What you will do: Copy each line of the entries that includes the word "USDJPY".

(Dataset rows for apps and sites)
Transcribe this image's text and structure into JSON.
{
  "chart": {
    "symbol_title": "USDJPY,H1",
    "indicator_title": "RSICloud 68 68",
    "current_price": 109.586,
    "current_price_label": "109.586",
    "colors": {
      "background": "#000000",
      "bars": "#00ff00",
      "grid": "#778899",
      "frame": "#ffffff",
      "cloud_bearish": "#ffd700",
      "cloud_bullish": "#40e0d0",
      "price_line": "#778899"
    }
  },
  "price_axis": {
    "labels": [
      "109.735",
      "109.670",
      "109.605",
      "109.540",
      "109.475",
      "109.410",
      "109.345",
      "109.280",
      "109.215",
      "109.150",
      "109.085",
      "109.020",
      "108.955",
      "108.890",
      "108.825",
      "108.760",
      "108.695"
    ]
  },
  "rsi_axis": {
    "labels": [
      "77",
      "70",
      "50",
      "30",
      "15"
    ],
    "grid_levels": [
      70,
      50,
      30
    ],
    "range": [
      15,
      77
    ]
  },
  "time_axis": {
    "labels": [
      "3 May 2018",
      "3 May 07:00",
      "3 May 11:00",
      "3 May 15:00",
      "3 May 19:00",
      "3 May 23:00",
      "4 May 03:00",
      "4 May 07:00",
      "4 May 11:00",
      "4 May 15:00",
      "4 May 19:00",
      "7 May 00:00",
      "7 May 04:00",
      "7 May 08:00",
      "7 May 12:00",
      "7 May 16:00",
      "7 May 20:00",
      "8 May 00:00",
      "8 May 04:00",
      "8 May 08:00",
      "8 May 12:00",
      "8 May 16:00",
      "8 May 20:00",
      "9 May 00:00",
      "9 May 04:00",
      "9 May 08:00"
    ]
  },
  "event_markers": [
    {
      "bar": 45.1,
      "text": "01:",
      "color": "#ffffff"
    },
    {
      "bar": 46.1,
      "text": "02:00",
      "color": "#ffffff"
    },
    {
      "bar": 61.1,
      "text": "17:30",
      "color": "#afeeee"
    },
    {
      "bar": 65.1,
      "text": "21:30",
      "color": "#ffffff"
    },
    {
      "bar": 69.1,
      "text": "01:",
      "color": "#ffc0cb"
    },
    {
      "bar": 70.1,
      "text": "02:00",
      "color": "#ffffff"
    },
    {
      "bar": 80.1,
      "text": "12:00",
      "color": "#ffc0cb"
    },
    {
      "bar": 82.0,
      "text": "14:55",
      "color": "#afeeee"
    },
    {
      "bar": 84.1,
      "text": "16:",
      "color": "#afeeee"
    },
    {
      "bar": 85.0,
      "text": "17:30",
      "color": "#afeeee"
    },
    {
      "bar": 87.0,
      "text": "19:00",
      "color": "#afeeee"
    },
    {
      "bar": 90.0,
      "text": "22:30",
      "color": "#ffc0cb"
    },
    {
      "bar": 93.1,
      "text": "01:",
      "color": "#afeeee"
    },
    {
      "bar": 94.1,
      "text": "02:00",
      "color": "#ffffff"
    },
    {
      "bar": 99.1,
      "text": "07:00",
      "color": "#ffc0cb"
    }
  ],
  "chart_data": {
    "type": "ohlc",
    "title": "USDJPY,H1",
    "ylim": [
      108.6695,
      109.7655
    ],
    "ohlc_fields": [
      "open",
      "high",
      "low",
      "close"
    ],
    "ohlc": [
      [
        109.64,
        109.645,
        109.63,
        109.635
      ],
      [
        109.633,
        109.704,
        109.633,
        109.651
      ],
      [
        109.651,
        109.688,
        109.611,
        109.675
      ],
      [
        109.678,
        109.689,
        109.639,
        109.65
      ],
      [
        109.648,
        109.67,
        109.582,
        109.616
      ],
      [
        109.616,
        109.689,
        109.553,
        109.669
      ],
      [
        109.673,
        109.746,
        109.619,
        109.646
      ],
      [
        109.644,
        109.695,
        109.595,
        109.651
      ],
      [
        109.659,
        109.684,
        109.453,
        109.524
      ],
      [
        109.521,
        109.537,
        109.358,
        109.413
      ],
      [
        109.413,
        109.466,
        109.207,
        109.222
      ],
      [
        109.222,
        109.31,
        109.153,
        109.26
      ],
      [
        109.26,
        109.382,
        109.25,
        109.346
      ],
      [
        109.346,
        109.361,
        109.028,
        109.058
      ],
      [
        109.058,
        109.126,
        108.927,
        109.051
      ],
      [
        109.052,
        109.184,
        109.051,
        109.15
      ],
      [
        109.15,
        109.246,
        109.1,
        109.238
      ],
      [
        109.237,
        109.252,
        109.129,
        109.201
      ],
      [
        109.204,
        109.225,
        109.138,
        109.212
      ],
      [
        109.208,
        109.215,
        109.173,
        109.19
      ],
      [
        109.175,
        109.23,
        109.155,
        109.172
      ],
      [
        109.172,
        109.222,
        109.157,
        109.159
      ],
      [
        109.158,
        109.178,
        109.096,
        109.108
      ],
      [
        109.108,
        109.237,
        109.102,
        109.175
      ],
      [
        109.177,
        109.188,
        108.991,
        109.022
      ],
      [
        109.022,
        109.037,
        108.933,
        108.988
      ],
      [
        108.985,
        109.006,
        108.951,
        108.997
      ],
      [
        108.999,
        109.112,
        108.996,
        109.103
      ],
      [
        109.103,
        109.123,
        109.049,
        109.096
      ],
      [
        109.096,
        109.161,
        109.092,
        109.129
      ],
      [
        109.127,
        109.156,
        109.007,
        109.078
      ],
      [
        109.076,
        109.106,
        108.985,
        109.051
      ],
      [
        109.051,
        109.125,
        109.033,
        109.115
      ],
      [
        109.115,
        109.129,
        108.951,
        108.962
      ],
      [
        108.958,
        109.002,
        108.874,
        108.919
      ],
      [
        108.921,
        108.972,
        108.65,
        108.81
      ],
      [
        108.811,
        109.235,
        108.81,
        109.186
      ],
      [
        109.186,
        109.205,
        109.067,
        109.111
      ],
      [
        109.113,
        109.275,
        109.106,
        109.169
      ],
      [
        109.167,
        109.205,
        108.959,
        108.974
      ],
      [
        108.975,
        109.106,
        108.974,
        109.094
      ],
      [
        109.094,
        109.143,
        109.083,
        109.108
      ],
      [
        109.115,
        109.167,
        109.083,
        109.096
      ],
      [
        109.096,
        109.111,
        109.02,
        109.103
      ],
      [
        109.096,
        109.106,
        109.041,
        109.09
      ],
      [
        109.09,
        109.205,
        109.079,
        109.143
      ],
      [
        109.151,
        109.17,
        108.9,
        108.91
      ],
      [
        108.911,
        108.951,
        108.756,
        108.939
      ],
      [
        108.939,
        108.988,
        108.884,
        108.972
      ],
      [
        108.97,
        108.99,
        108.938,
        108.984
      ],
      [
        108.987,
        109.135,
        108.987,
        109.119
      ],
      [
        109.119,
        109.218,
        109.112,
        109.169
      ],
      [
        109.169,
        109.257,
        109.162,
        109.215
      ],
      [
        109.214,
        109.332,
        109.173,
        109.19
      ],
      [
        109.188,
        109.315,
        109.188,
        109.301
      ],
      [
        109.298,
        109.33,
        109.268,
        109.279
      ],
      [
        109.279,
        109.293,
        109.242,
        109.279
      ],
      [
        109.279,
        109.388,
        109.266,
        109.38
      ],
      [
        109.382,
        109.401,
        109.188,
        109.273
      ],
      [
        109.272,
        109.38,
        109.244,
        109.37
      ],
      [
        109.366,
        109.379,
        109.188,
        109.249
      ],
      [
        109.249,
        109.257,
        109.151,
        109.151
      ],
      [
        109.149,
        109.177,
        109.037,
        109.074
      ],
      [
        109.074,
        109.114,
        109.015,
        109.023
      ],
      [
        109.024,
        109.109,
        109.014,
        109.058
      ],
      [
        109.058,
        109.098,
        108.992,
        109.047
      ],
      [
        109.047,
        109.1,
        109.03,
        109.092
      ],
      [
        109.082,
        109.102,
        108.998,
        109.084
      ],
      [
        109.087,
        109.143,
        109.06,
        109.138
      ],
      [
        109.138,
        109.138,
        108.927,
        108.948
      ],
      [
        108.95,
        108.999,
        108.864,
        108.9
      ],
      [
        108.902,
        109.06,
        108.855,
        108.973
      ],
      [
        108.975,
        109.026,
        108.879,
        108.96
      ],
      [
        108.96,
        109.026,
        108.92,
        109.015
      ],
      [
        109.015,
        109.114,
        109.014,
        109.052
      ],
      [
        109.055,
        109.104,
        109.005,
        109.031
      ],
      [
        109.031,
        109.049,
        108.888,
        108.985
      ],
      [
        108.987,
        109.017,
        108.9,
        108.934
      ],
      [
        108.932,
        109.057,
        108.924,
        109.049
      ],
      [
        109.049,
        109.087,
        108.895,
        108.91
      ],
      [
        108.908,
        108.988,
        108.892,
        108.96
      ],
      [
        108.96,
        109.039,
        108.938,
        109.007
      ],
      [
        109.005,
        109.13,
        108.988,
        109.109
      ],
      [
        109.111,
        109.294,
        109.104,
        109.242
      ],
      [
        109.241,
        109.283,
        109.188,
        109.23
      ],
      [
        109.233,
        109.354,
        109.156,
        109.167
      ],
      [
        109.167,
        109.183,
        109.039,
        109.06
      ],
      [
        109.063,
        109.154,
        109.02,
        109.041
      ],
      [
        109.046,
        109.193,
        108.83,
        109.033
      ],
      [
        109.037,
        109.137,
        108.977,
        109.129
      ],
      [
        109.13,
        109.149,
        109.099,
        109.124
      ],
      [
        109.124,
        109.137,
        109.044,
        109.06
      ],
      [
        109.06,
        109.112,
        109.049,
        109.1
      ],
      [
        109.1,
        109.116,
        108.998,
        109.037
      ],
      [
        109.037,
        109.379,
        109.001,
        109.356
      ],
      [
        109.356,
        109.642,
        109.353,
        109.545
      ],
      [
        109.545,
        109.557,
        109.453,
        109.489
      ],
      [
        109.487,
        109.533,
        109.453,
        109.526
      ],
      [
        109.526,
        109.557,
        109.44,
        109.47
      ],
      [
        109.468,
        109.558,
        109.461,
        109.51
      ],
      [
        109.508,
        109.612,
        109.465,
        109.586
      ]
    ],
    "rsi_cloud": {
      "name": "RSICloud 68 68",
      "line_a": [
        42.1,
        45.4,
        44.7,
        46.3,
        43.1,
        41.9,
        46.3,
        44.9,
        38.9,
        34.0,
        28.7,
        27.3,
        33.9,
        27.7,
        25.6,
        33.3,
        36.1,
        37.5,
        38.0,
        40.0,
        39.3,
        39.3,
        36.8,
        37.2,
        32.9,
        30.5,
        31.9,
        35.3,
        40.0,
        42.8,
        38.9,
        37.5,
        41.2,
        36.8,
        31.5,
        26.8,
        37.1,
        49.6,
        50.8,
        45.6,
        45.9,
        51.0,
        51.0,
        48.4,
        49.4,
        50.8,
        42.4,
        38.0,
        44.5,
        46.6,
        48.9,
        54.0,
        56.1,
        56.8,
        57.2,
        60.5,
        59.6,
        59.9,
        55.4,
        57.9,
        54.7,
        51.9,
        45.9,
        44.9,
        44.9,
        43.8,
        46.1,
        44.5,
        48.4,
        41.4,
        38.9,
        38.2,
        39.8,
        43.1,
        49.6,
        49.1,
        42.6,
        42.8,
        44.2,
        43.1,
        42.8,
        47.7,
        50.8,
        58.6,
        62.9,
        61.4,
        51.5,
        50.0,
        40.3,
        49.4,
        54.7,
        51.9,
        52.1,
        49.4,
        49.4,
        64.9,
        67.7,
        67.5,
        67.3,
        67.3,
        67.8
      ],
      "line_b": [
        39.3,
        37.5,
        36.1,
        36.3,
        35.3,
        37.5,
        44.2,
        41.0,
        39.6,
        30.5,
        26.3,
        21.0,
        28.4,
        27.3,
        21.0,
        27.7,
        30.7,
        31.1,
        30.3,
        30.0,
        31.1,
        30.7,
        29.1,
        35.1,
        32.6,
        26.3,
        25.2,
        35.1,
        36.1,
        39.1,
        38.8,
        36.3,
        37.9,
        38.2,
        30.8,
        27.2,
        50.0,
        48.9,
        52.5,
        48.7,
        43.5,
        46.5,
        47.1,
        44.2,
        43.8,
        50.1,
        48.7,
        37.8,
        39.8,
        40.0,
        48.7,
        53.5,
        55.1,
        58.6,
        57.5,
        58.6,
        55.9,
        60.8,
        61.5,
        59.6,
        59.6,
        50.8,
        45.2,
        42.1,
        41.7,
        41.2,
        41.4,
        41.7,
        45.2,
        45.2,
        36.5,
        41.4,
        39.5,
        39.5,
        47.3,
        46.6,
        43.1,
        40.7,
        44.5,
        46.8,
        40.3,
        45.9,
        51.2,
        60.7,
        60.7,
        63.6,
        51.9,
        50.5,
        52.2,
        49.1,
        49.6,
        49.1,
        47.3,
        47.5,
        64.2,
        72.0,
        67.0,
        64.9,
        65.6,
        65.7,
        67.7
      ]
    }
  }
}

Result:
    "symbol_title": "USDJPY,H1",
    "title": "USDJPY,H1",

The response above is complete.